Stith and Cabranes did not respond to requests for comment.
In court filings, Yale’s lawyers allege that the three professors found problems with Byrne’s scholarship, citing external referee letters that criticized her writing and compared her third book to a “minimally revised dissertation.” They later voted against her tenure, according to court documents.
But her attorney Jacques Parentau alleged that concerns with her scholarship only arose after Byrne spoke up about the harassment and bullying.
“You don’t have to go to Yale to figure out this is retaliation,” he told the News in 2017.
A Title IX investigation into González Echevarría’s behavior resulted in a one-semester unpaid suspension and a ban restricting him from holding administrative positions for five years, Byrne’s complaint states. Adorno also lost her spot as chair, and decision-making power in the department was given to an outside group of professors for several years.
Since then, department Director of Graduate Studies Aníbal González-Pérez GRD ’82 said that the overall climate has improved. Graduate recruitment has nearly risen to levels from before the public controversies began — a significant improvement from 2015 when no graduate student matriculated.

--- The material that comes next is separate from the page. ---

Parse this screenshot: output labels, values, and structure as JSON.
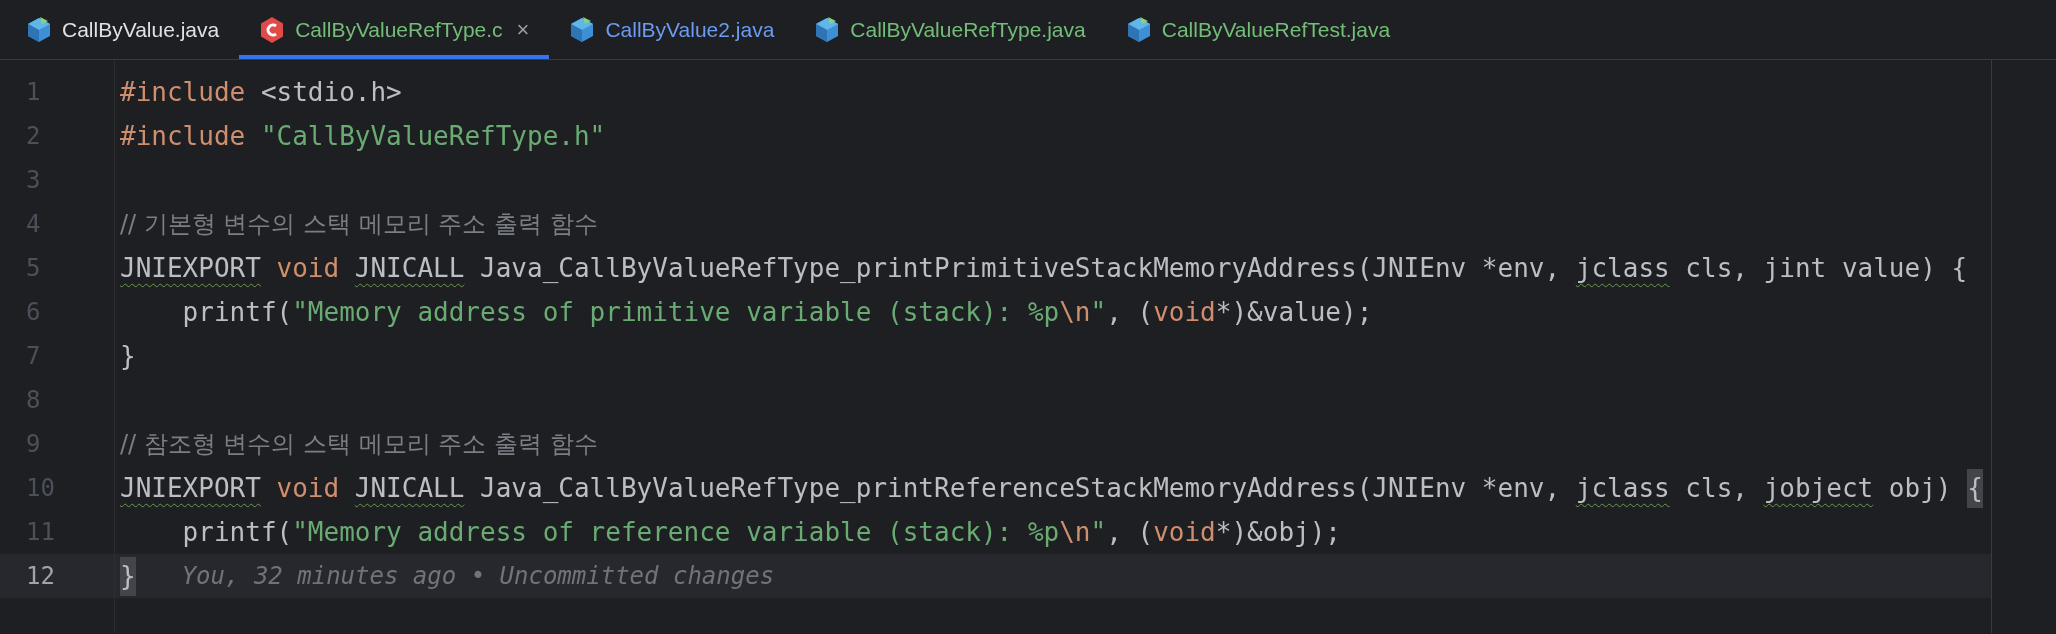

“Those changes were long-overdue, and I believe they have been good for the department,” Byrne wrote in an email to the News. “And of course I would be happy to be back at Yale! There are many excellent scholars and wonderful people there, including some in [the department]. The libraries are absolute heaven, and I definitely miss the university.”
González-Pérez told the News that Byrne “is an outstanding specialist in the Spanish Renaissance and Golden Age (17th century)” and that if the University reinstated her with tenure, her presence would “further strengthen and bring new approaches to one of our traditional fields.”
Byrne joined UNLV in 2016.
Matt Kristoffersen | firstname.lastname@example.org